Just over a year ago, I jumped on a plane and flew to Davos, Switzerland, to take part in the World Economic Forum’s annual meeting. My friend (and fellow FT columnist) Rana Foroohar did the same. Shortly afterwards, we went skiing together in Massachusetts. In those innocent pre-Covid days, that sequence of events seemed unremarkable. Most global executives — and many journalists — have spent a great deal of their time whizzing around in aircraft.
Skiing on the US’s East Coast (which Rana and I have done together for years) does not normally attract attention — and certainly not envy: compared with the Swiss Alps, the hills there are low, the weather (in) famously cold and the food far worse than fondue.
But our February 2020 trip was striking: soon after our families arrived, we all succumbed to fevers, hacking coughs and breathlessness so bad that we barely made it on to the slopes. Was it Covid-19? Had we unwittingly caught it in Davos in late January, where thousands of globetrotters were crammed into small spaces for several days?
WEF officials tell me there is no evidence that their conference was a superspreader moment. When our families took an antibody test many months later, most of us were negative. But whatever the source of the illness, our ill-fated ski trip was an unwitting sign of the times. After all, as the historian Niall Ferguson points out in a forthcoming book, Doom: The Politics of Catastrophe, one main reason why Covid-19 spread so fast in 2020 was that so many hypermobile people like him (or me) were unthinkingly whizzing around on planes.
Another reason why the disease then spun out of control — as Ferguson also notes — was that the political leaders who jet into events such as Davos have been notably bad at creating governance systems that can respond to the risks posed by globalisation.

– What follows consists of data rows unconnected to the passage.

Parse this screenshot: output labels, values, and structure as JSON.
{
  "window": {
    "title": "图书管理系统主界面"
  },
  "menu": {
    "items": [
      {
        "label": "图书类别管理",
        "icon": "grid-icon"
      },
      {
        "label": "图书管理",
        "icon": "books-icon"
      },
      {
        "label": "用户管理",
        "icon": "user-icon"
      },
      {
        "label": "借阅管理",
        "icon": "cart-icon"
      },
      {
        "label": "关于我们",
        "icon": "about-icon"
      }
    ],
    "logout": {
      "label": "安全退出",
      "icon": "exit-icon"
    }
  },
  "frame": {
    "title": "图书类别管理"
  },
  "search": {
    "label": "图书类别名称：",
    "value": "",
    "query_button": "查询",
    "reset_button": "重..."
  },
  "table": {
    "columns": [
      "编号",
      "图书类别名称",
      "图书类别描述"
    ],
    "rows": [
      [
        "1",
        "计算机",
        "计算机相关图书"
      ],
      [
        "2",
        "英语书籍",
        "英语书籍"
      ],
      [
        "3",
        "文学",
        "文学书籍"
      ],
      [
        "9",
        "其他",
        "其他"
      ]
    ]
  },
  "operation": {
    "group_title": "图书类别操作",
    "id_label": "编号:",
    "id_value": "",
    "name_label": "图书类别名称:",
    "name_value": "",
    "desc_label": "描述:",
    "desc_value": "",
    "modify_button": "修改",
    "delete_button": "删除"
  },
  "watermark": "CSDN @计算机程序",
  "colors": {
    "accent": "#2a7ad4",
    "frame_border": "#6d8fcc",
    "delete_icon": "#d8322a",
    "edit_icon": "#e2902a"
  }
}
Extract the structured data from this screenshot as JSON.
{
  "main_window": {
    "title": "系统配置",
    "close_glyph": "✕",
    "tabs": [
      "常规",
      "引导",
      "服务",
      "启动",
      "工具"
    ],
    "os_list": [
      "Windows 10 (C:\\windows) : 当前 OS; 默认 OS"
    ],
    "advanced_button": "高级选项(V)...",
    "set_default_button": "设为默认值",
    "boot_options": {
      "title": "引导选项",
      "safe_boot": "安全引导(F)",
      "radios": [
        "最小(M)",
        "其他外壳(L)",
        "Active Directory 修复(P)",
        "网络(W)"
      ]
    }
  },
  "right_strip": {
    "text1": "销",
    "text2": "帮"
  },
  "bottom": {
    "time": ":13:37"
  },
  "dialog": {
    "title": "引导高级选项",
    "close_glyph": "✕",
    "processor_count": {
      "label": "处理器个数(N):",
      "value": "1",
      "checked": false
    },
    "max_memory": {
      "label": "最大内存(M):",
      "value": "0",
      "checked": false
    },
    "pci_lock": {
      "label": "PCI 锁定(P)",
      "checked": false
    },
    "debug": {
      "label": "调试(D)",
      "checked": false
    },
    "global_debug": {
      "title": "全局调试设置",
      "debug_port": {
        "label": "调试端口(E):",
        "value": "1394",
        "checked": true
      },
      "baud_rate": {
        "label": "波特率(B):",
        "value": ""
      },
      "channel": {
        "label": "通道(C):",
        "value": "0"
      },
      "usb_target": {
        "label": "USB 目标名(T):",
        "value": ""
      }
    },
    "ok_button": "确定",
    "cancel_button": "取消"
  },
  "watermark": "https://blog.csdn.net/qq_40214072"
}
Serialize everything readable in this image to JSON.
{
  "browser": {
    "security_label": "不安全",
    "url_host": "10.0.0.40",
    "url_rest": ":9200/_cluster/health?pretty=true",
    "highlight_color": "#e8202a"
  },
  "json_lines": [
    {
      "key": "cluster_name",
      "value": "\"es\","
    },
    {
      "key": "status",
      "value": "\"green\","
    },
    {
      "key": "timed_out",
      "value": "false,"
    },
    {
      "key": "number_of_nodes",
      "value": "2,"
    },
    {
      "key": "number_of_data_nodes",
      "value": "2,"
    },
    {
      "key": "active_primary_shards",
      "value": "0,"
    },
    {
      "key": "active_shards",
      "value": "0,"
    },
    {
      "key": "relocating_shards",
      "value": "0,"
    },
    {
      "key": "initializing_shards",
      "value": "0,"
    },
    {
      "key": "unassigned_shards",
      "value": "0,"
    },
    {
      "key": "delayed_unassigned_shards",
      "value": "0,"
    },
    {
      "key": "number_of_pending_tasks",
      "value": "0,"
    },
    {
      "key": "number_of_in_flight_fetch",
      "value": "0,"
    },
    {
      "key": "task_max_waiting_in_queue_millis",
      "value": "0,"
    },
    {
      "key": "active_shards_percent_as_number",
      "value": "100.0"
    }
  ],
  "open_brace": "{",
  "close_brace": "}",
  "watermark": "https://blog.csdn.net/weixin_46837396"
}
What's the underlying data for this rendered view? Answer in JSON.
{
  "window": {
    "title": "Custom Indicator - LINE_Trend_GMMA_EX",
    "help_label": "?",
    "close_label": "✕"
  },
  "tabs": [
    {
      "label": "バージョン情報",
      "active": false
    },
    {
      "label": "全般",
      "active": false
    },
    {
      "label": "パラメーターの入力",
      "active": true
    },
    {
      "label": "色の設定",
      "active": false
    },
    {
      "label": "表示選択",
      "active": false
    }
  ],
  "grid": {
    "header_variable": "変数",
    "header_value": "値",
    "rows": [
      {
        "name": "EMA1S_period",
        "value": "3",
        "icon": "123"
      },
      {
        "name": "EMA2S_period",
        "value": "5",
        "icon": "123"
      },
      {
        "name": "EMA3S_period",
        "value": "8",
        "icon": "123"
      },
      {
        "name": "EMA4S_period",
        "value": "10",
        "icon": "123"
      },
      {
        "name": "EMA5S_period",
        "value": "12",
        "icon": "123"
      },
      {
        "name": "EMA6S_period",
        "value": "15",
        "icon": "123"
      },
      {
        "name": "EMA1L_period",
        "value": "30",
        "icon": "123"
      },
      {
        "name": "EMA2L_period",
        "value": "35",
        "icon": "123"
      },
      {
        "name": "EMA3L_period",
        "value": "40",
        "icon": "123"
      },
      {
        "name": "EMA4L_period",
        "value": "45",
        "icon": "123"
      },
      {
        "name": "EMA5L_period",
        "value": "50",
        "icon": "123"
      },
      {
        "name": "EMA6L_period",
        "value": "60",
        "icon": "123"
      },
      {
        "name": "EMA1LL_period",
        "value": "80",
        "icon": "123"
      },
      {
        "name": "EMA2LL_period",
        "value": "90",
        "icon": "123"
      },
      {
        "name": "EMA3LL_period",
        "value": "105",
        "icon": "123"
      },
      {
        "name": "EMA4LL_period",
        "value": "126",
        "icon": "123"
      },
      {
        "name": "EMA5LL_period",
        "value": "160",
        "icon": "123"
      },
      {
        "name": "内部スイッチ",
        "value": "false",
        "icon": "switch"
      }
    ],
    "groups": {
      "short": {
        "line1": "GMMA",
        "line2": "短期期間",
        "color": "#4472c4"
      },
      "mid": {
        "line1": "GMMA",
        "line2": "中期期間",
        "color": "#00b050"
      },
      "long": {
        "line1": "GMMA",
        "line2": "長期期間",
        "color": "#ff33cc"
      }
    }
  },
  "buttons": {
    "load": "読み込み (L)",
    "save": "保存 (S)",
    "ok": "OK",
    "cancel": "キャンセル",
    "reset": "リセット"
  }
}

At the WEF meeting in January 2020, for example, some officials pointed out the risks of the strange, unfolding epidemic in China and various discussions were staged. But they were so low-key that it never occurred to me shortly afterwards that I might have contracted the coronavirus. And even when it subsequently became clear that Covid-19 was not “just” a Chinese problem, politicians were slow to unveil joint action — or even to learn lessons from places such as China.
Why? Ferguson blames the shortcomings of modern western political structures. That is undoubtedly true. But another, subtler problem is that pandemics have a nasty tendency to make people and politicians retreat inwards because of both the physical isolation of lockdown and fears that “strangers” will bring germs. It is thus little wonder that pandemics have often sparked xenophobia; indeed, in May 2020 the UN secretary-general António Guterres lamented in a tweet that “the [Covid-19] pandemic continues to unleash a tsunami of hate and xenophobia, scapegoating and scaremongering” which needs “an all-out effort to end hate speech globally”.
But overt xenophobia is not the only problem; subtler forms of myopia tend to flourish too. This is not always obvious today since digital platforms are supposed to connect us all, even when we cannot travel. Indeed, the level of global integration created by the internet has shot up under Covid-19, as revealed by thought-provoking metrics published annually in the DHL Global Connectedness Index. Its 2020 report, for example, cites research showing that international internet traffic soared 48 per cent from mid-2019 to mid-2020.
But the fact that digital information is moving quickly across borders does not necessarily mean that empathy and understanding are rising as well. Far from it. The experience of being trapped in different physical places during the past year has left people inhabiting different mental islands, even if they seem connected by cyberspace. In the Covid-19 era, extreme globalisation has suddenly collided with stark localisation, creating a confusing mix.
Where will this lead? It is unclear. But a couple of weeks ago Rana and I decided to reprise our annual February trip to the Massachusetts “mountains”. Unsurprisingly, the physical nature of skiing has changed: although ski resorts are (thankfully) still allowed to operate, lift capacity is limited and skiers must wear masks.
What was equally notable was our mental shift. In years past, I tended to take those small frozen hills for granted, or even scorn them. Now I feel profound gratitude that I can slide down them at all, breathing freely. In today’s world, normality is the true luxury. So is the ability to celebrate whatever place you find yourself in.
But there was another change too: as we snapped selfies this year, I was beset with doubts about whether I should send these out on the internet to distant friends. Is it crass to post pictures of skiing, when places such as the UK are locked down and many people are suffering? What attitudes are “normal” or “acceptable” in this connected-yet-disconnected world? The answer is unclear, not just for the trivial issues like this, but for numerous far more serious ones, including what globalisation now means.
Follow @FTMag on Twitter to find out about our latest stories first. Listen to our podcast, Culture Call, where FT editors and special guests discuss life and art in the time of coronavirus. Subscribe on Apple, Spotify, or wherever you listen.
View original post